We had garlic for dinner last night. My daughter has taken over the kitchen and is perfecting her culinary skills by cooking the evening meal. Ordinarily this is fine with me. I’m tired after working all day and coming home to a good hot meal is a welcome treat.
The problem is that she likes to use a pinch of garlic for seasoning. She has become a bit heavy-handed with it in the past – to the point that it became a family joke. The minute we walked in the door, the garlic scent would hit us.
“I see we are having spaghetti and garlic sauce for dinner.”
She learned to lighten up a bit with the seasoning and all was well – that is until tonight. It seems that she was going to sneak in her usual pinch of garlic that no one would even notice. But, as she sprinkled the garlic power out of it’s shaker, the lid fell off and, well, you can imagine the rest.
Did she throw out the entire dinner and say, “Let’s order a pizza tonight.”? Of course not! She did what any cook would do. She tried to remove as much of it as she could, stirred the rest into the sauce and said nothing.
Of course, garlic is one mistake that is difficult to conceal. Even if we could not smell it, we could see the waves of fumes floating down the hall from the kitchen. Luckily, we do not own a canary or it certainly would be dead.
“I see we are having garlic sauce again tonight?”
Not wanting to offend the cook, since she might quit cooking if we criticize her too much, we proceeded to attempt to eat it anyway. Actually, it didn’t taste nearly as bad as it smelled and hardly peeled the wallpaper off at all except near the stove. I think when we have the carpets cleaned, wash the curtains and air out the house for a month or two, you will hardly notice the garlic scent at all.
Julia Childs says you should never ever use garlic power, only the real thing. Unfortunately, Julia Childs wasn’t doing the cooking. I can only wonder if she adopted this policy due to the taste of fresh garlic or due to a garlic disaster such as ours.
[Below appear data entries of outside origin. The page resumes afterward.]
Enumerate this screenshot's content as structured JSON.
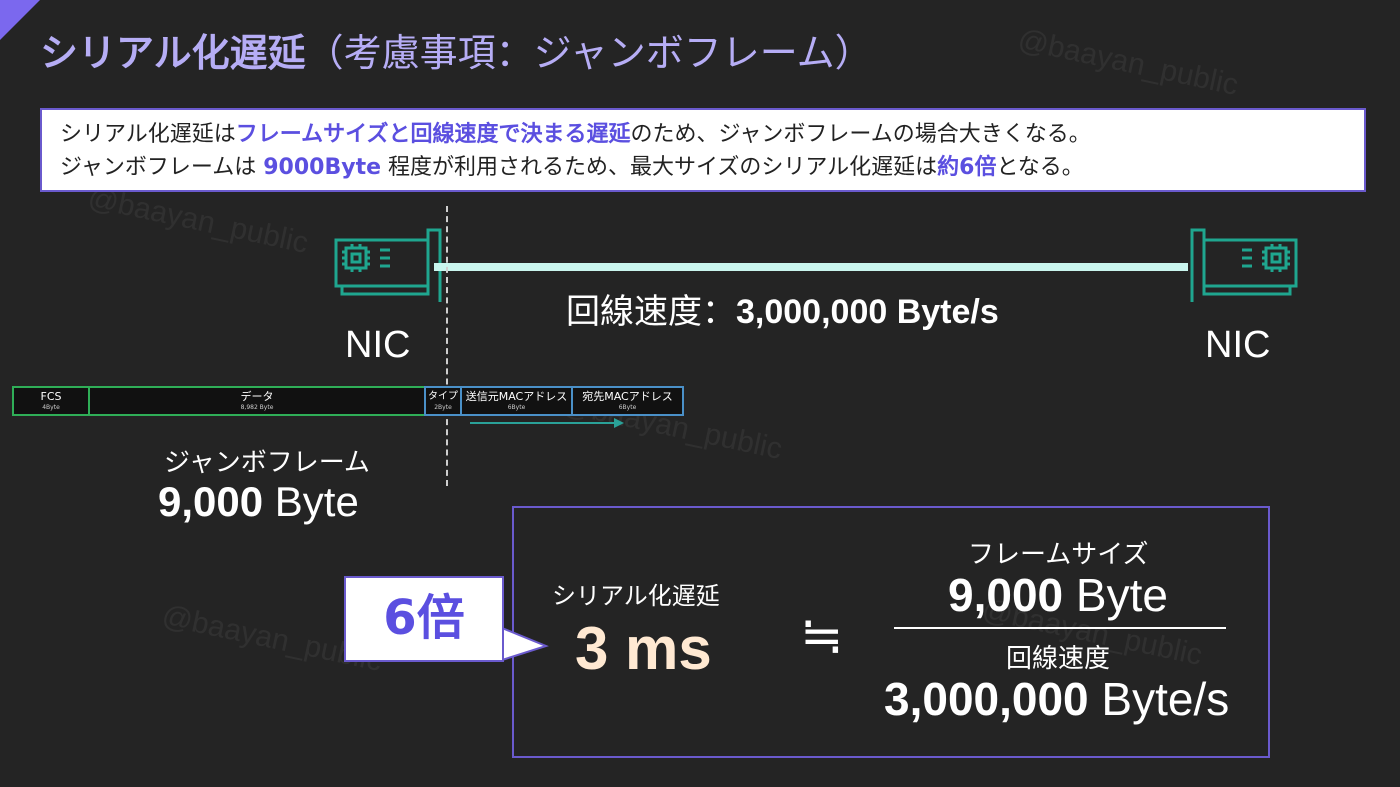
{
  "title": {
    "main": "シリアル化遅延",
    "sub": "（考慮事項：ジャンボフレーム）"
  },
  "watermark": "@baayan_public",
  "note": {
    "line1": [
      "シリアル化遅延は",
      "フレームサイズと回線速度で決まる遅延",
      "のため、ジャンボフレームの場合大きくなる。"
    ],
    "line2": [
      "ジャンボフレームは ",
      "9000Byte",
      " 程度が利用されるため、最大サイズのシリアル化遅延は",
      "約6倍",
      "となる。"
    ]
  },
  "nic": {
    "left_label": "NIC",
    "right_label": "NIC"
  },
  "link": {
    "label": "回線速度：",
    "value": "3,000,000 Byte/s"
  },
  "frame_fields": [
    {
      "name": "FCS",
      "size": "4Byte"
    },
    {
      "name": "データ",
      "size": "8,982 Byte"
    },
    {
      "name": "タイプ",
      "size": "2Byte"
    },
    {
      "name": "送信元MACアドレス",
      "size": "6Byte"
    },
    {
      "name": "宛先MACアドレス",
      "size": "6Byte"
    }
  ],
  "jumbo": {
    "label": "ジャンボフレーム",
    "size_number": "9,000",
    "size_unit": " Byte"
  },
  "callout": "6倍",
  "serialization": {
    "label": "シリアル化遅延",
    "value": "3 ms"
  },
  "formula": {
    "approx_symbol": "≒",
    "numerator_label": "フレームサイズ",
    "numerator_number": "9,000",
    "numerator_unit": " Byte",
    "denominator_label": "回線速度",
    "denominator_number": "3,000,000",
    "denominator_unit": " Byte/s"
  },
  "colors": {
    "background": "#242424",
    "accent": "#6a5acd",
    "highlight": "#5b4fe0",
    "nic_icon": "#1fa68f",
    "link_line": "#c9f5ee",
    "data_field_border": "#2fae57",
    "header_field_border": "#4a90c8"
  },
  "icons": {
    "nic": "network-interface-card-icon"
  }
}
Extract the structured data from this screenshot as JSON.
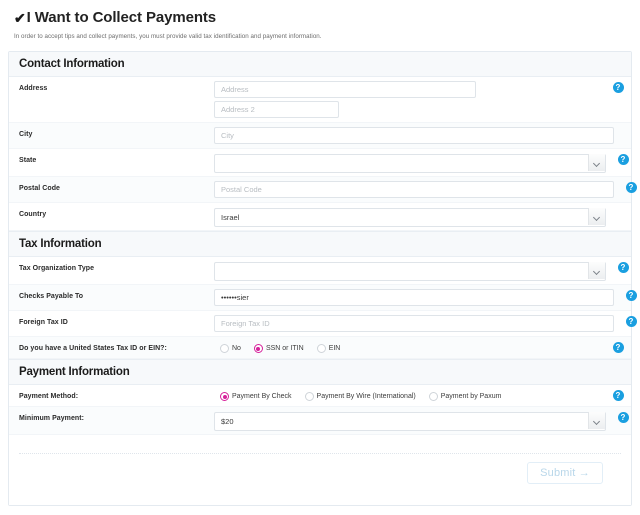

Now this is the part of the story where I get in trouble. All the garlic lovers are going to write to proclaim the virtues of garlic. “It kills bacteria, is good for colds, fights cancer, improves male impotence, and cures sinus problems.” Garlic activists will fill my comments area with hate mail, and write snide comments in their “cooking with garlic” blogs.
Okay, okay, I don’t know whether it does all these things or not, and I certainly don’t want to get close enough to the garlic enthusiasts to argue about it. We will just presume for the sake of my sanity that they are correct.
Actually, though, I don’t know if I want my sinus problems fixed, at least not for a week or two until my eyes stop watering. As for other cures, I’m just wondering what good it would do a man if the aphrodisiac he uses is garlic? Even my sinuses are not that bad!
Maybe it does kill bacteria, cure colds and such, but I’d just as soon not tie any around my neck, not to cure a cold or even to ward off vampires. I’ll settle for alternative treatments, thanks – unscented alternative treatments.
I know what they are going to say already. The scent of the garlic can be removed leaving only the medicinal properties. Somehow, I can’t quite comprehend it. I have a feeling that when the scent is removed a whole barrel of garlic scent remains and only a tiny speck of unscented garlic is removed with tweezers.
Besides, what good would it do? Julia Childs would most certainly never touch unscented garlic!